Data records for software interfaces
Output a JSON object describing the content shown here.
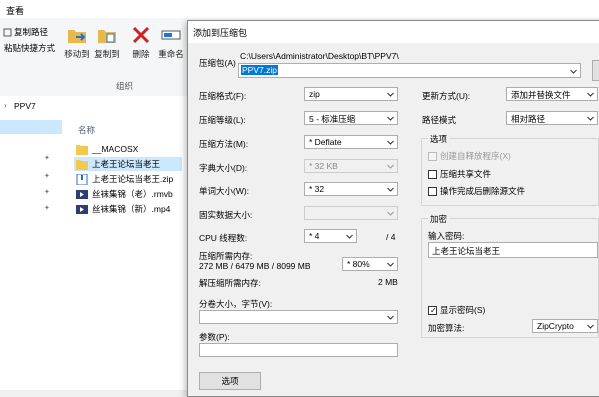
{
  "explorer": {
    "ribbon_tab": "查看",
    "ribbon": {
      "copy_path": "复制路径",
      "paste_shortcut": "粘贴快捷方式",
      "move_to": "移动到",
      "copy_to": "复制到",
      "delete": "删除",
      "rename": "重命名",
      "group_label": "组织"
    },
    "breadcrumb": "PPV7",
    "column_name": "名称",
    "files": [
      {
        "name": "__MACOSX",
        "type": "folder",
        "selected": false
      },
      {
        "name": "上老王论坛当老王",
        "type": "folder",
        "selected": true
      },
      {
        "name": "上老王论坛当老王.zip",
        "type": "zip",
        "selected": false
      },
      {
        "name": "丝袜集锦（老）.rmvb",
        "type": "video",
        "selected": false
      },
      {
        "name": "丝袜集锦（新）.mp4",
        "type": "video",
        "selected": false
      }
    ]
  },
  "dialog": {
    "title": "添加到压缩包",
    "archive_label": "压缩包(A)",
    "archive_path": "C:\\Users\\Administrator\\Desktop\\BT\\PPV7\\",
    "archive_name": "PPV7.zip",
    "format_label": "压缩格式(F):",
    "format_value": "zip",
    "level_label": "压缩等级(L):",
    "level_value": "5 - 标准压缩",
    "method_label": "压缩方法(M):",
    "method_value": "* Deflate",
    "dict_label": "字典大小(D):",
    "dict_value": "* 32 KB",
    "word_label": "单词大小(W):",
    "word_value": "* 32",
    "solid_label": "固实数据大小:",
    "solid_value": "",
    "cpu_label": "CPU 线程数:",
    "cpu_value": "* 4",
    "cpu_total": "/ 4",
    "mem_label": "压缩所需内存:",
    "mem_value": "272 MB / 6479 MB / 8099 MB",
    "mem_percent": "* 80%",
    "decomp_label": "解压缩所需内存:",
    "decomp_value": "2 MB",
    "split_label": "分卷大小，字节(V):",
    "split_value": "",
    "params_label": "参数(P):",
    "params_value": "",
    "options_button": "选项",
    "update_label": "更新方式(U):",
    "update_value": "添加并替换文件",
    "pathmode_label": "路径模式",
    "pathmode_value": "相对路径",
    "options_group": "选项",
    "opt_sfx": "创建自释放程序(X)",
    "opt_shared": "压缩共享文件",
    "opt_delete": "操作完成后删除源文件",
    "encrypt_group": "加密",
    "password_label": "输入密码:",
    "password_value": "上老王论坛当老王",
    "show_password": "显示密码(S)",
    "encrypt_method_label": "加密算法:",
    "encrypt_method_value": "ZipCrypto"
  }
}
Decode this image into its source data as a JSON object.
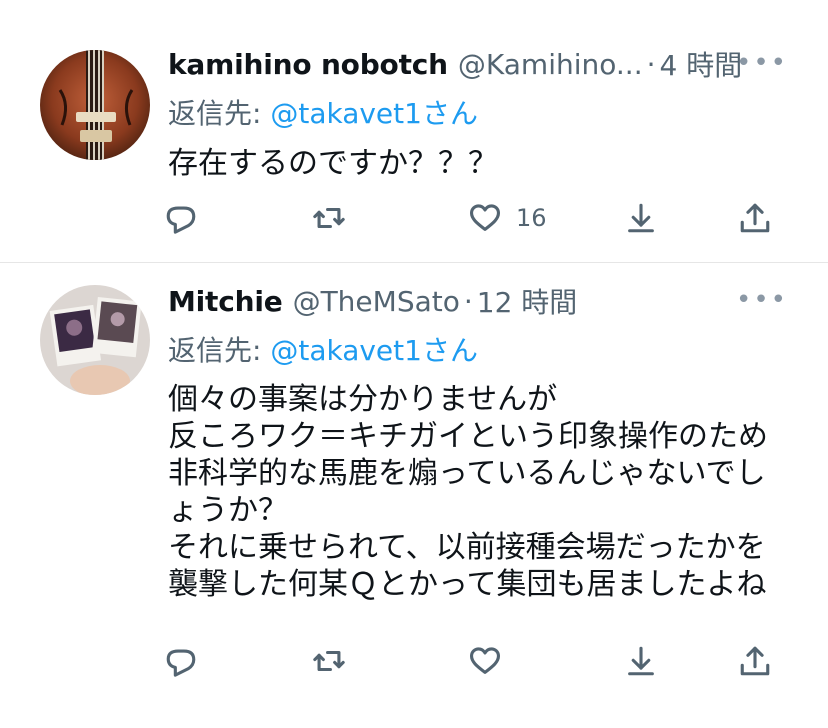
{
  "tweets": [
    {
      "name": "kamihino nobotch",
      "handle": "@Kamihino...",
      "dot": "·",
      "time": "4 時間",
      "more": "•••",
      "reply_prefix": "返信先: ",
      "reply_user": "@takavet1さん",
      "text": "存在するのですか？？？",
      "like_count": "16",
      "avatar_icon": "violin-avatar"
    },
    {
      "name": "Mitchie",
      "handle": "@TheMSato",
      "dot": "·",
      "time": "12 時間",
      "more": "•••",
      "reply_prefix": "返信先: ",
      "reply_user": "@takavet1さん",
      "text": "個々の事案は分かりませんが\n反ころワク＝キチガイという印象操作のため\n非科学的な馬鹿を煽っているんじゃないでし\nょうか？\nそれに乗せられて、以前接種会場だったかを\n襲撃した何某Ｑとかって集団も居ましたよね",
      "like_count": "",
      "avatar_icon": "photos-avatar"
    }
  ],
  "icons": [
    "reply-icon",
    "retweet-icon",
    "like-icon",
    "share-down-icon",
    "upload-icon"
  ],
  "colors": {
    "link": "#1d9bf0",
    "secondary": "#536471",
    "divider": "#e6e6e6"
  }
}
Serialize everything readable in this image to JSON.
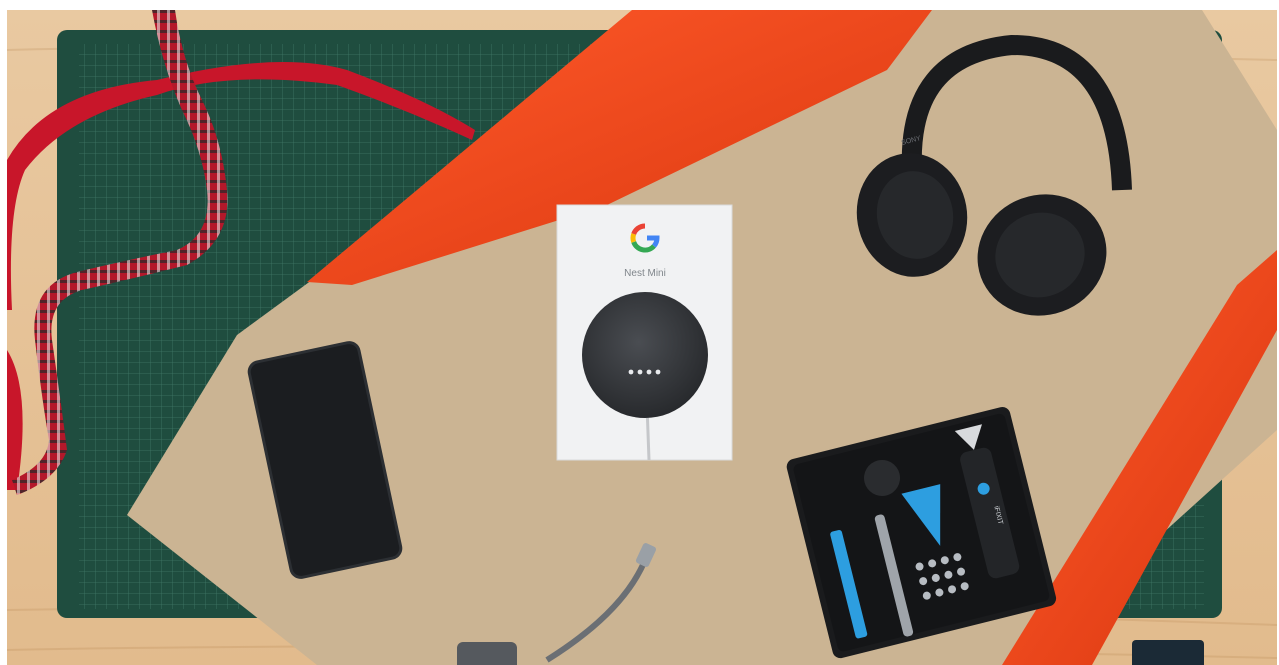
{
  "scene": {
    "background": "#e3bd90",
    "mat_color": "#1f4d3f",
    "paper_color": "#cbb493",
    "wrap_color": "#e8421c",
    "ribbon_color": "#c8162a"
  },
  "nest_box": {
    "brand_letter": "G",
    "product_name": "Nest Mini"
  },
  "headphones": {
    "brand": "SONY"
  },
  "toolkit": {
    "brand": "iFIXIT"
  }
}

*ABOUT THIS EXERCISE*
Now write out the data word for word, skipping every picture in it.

*RESULT OF THIS EXERCISE*
Output a JSON object describing the content shown here.
{
  "explorer": {
    "ribbon_tab": "查看",
    "ribbon": {
      "copy_path": "复制路径",
      "paste_shortcut": "粘贴快捷方式",
      "move_to": "移动到",
      "copy_to": "复制到",
      "delete": "删除",
      "rename": "重命名",
      "group_label": "组织"
    },
    "breadcrumb": "PPV7",
    "column_name": "名称",
    "files": [
      {
        "name": "__MACOSX",
        "type": "folder",
        "selected": false
      },
      {
        "name": "上老王论坛当老王",
        "type": "folder",
        "selected": true
      },
      {
        "name": "上老王论坛当老王.zip",
        "type": "zip",
        "selected": false
      },
      {
        "name": "丝袜集锦（老）.rmvb",
        "type": "video",
        "selected": false
      },
      {
        "name": "丝袜集锦（新）.mp4",
        "type": "video",
        "selected": false
      }
    ]
  },
  "dialog": {
    "title": "添加到压缩包",
    "archive_label": "压缩包(A)",
    "archive_path": "C:\\Users\\Administrator\\Desktop\\BT\\PPV7\\",
    "archive_name": "PPV7.zip",
    "format_label": "压缩格式(F):",
    "format_value": "zip",
    "level_label": "压缩等级(L):",
    "level_value": "5 - 标准压缩",
    "method_label": "压缩方法(M):",
    "method_value": "* Deflate",
    "dict_label": "字典大小(D):",
    "dict_value": "* 32 KB",
    "word_label": "单词大小(W):",
    "word_value": "* 32",
    "solid_label": "固实数据大小:",
    "solid_value": "",
    "cpu_label": "CPU 线程数:",
    "cpu_value": "* 4",
    "cpu_total": "/ 4",
    "mem_label": "压缩所需内存:",
    "mem_value": "272 MB / 6479 MB / 8099 MB",
    "mem_percent": "* 80%",
    "decomp_label": "解压缩所需内存:",
    "decomp_value": "2 MB",
    "split_label": "分卷大小，字节(V):",
    "split_value": "",
    "params_label": "参数(P):",
    "params_value": "",
    "options_button": "选项",
    "update_label": "更新方式(U):",
    "update_value": "添加并替换文件",
    "pathmode_label": "路径模式",
    "pathmode_value": "相对路径",
    "options_group": "选项",
    "opt_sfx": "创建自释放程序(X)",
    "opt_shared": "压缩共享文件",
    "opt_delete": "操作完成后删除源文件",
    "encrypt_group": "加密",
    "password_label": "输入密码:",
    "password_value": "上老王论坛当老王",
    "show_password": "显示密码(S)",
    "encrypt_method_label": "加密算法:",
    "encrypt_method_value": "ZipCrypto"
  }
}
Decode this image into its source data as a JSON object.
{
  "tweets": [
    {
      "name": "kamihino nobotch",
      "handle": "@Kamihino...",
      "dot": "·",
      "time": "4 時間",
      "more": "•••",
      "reply_prefix": "返信先: ",
      "reply_user": "@takavet1さん",
      "text": "存在するのですか？？？",
      "like_count": "16",
      "avatar_icon": "violin-avatar"
    },
    {
      "name": "Mitchie",
      "handle": "@TheMSato",
      "dot": "·",
      "time": "12 時間",
      "more": "•••",
      "reply_prefix": "返信先: ",
      "reply_user": "@takavet1さん",
      "text": "個々の事案は分かりませんが\n反ころワク＝キチガイという印象操作のため\n非科学的な馬鹿を煽っているんじゃないでし\nょうか？\nそれに乗せられて、以前接種会場だったかを\n襲撃した何某Ｑとかって集団も居ましたよね",
      "like_count": "",
      "avatar_icon": "photos-avatar"
    }
  ],
  "icons": [
    "reply-icon",
    "retweet-icon",
    "like-icon",
    "share-down-icon",
    "upload-icon"
  ],
  "colors": {
    "link": "#1d9bf0",
    "secondary": "#536471",
    "divider": "#e6e6e6"
  }
}
Serialize everything readable in this image to JSON.
{
  "scene": {
    "background": "#e3bd90",
    "mat_color": "#1f4d3f",
    "paper_color": "#cbb493",
    "wrap_color": "#e8421c",
    "ribbon_color": "#c8162a"
  },
  "nest_box": {
    "brand_letter": "G",
    "product_name": "Nest Mini"
  },
  "headphones": {
    "brand": "SONY"
  },
  "toolkit": {
    "brand": "iFIXIT"
  }
}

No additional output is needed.